After leaving the Valley, I was off to Ljubljana.
- Those Alps (Triglav National Park)
- snapping a pic of the Slovenian haystacks (everywhere as you drive near the mountains)
- If you are big ski sport fan, stop by the biggest ski jump in the world
- Soca River Valley
Feel Like the Only Tourist (Almost)
Ljubljana is the capital of Slovenia and is definitely worth a visit. Not only is the Old Town colorful and charming, the locals actually hang out here. That’s right, locals, not droves of tourists are the cause of all the buzz in this part of town. The riverside walkways brim with shops, restaurants, locals, and musicians. This place really just has an ambiance that makes you want to stroll around and then grab a seat at a cafe for prime people watching. Just beware Sundays are generally a snoozefest as most places are closed.
Ljubljana also has a castle overlooking it and you can hike or take the funicular to get here. The views are nice, but the rest I found a bit meh. In my humble opinion, the best site is Old Town itself. I wandered around, poked into a few shops, sat at cafes, and took in the scene. Perfect!
Eat/Drink: Vinoteka Movia
Stay: Adora Hotel (quiet, nice sized rooms, good breakfast, great location)
Take a Ride in a Dark Cave
After spending a full day and night in the capital, the next morning I headed for the Karst region.
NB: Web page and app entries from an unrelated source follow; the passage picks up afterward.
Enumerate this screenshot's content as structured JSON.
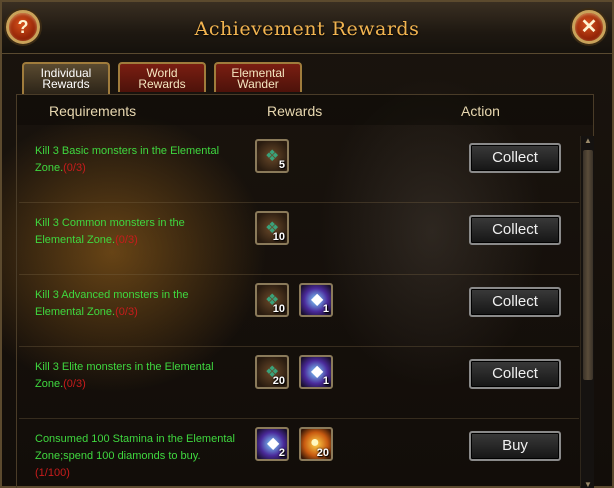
{
  "window": {
    "title": "Achievement Rewards",
    "help_label": "?",
    "close_label": "✕"
  },
  "tabs": [
    {
      "label": "Individual Rewards",
      "active": true
    },
    {
      "label": "World Rewards",
      "active": false
    },
    {
      "label": "Elemental Wander",
      "active": false
    }
  ],
  "headers": {
    "requirements": "Requirements",
    "rewards": "Rewards",
    "action": "Action"
  },
  "rows": [
    {
      "req": "Kill 3 Basic monsters in the Elemental Zone.",
      "progress": "(0/3)",
      "rewards": [
        {
          "icon": "scroll-icon",
          "qty": "5"
        }
      ],
      "action": "Collect"
    },
    {
      "req": "Kill 3 Common monsters in the Elemental Zone.",
      "progress": "(0/3)",
      "rewards": [
        {
          "icon": "scroll-icon",
          "qty": "10"
        }
      ],
      "action": "Collect"
    },
    {
      "req": "Kill 3 Advanced monsters in the Elemental Zone.",
      "progress": "(0/3)",
      "rewards": [
        {
          "icon": "scroll-icon",
          "qty": "10"
        },
        {
          "icon": "crystal-icon",
          "qty": "1"
        }
      ],
      "action": "Collect"
    },
    {
      "req": "Kill 3 Elite monsters in the Elemental Zone.",
      "progress": "(0/3)",
      "rewards": [
        {
          "icon": "scroll-icon",
          "qty": "20"
        },
        {
          "icon": "crystal-icon",
          "qty": "1"
        }
      ],
      "action": "Collect"
    },
    {
      "req": "Consumed 100 Stamina in the Elemental Zone;spend 100 diamonds to buy.",
      "progress": "(1/100)",
      "rewards": [
        {
          "icon": "crystal-icon",
          "qty": "2"
        },
        {
          "icon": "orb-icon",
          "qty": "20"
        }
      ],
      "action": "Buy"
    }
  ],
  "scrollbar": {
    "up": "▲",
    "down": "▼"
  },
  "colors": {
    "title": "#f2b450",
    "requirement_text": "#3fd83f",
    "progress_text": "#c81c1c"
  }
}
The two best/most popular are the Postojna and Skocjan. I opted for the latter. If you pick Postojna, however, you’ll be near Predjama Castle if that is something you really want to visit. However, if you are really into horses, Skocjan is near the Lipica Stud Farm.
At Skocjan, you purchase your ticket for a certain time and wait outside the opening of the cave for the groups to be called. Guided tours are mandatory, so don’t expect to be exploring on your own. I also thought the other attractions seemed a bit gimmicky, so stuck with just doing the cave tour. I am no cave expert, but I was VERY wow’ed by my experience. These caves are HUGE and the formations other worldly in appearance. The guide is full of information and keeps the group moving through the cave system. While I cannot compare the two cave options to each other, I can tell you I was extremely happy with my choice. I enjoyed the option to walk around and explore versus riding a tram the whole time. I have also read that Skocjan can be less crowded than its counterpart.
Quick Tip: You will walk approximately 2 miles while visiting Skocjan, including steps. So if this isn’t for you, you may want to opt for Postojna. It’s also quite cold inside the caves, so bring a jacket or sweater (yes, even in the summer!).
After standing in awe of nature for a few hours, I headed back to Zagreb, the last stop on my journey.
Other Places of Interest in Slovenia
- Spend more time in the Alps (you can make Bovec or Kobarid your base)
- Explore the Soca River Valley
- Lake Bohinj (you can take a bus here from Bled)
- If you’re interested in a bit more off the grid, try Logarska Dolina & the northern valleys of the Kamnisko-Savinjske range
- If you are interested in wine, Slovenia is the home to quite the winemaker. Click here, to read the article from Food & Wine. Vinoteka Movia is Ales Kristancic’s wine bar and I definitely recommend a stop here.
Quick Facts for Slovenia
Language: Slovenian, though English is frequently spoken
Electric: 240V/50Hz (same as western Europe)
Dialing Code: +386
Guidebook Used: Rick Steves Croatia and Slovenia, google, and TripAdvisor.com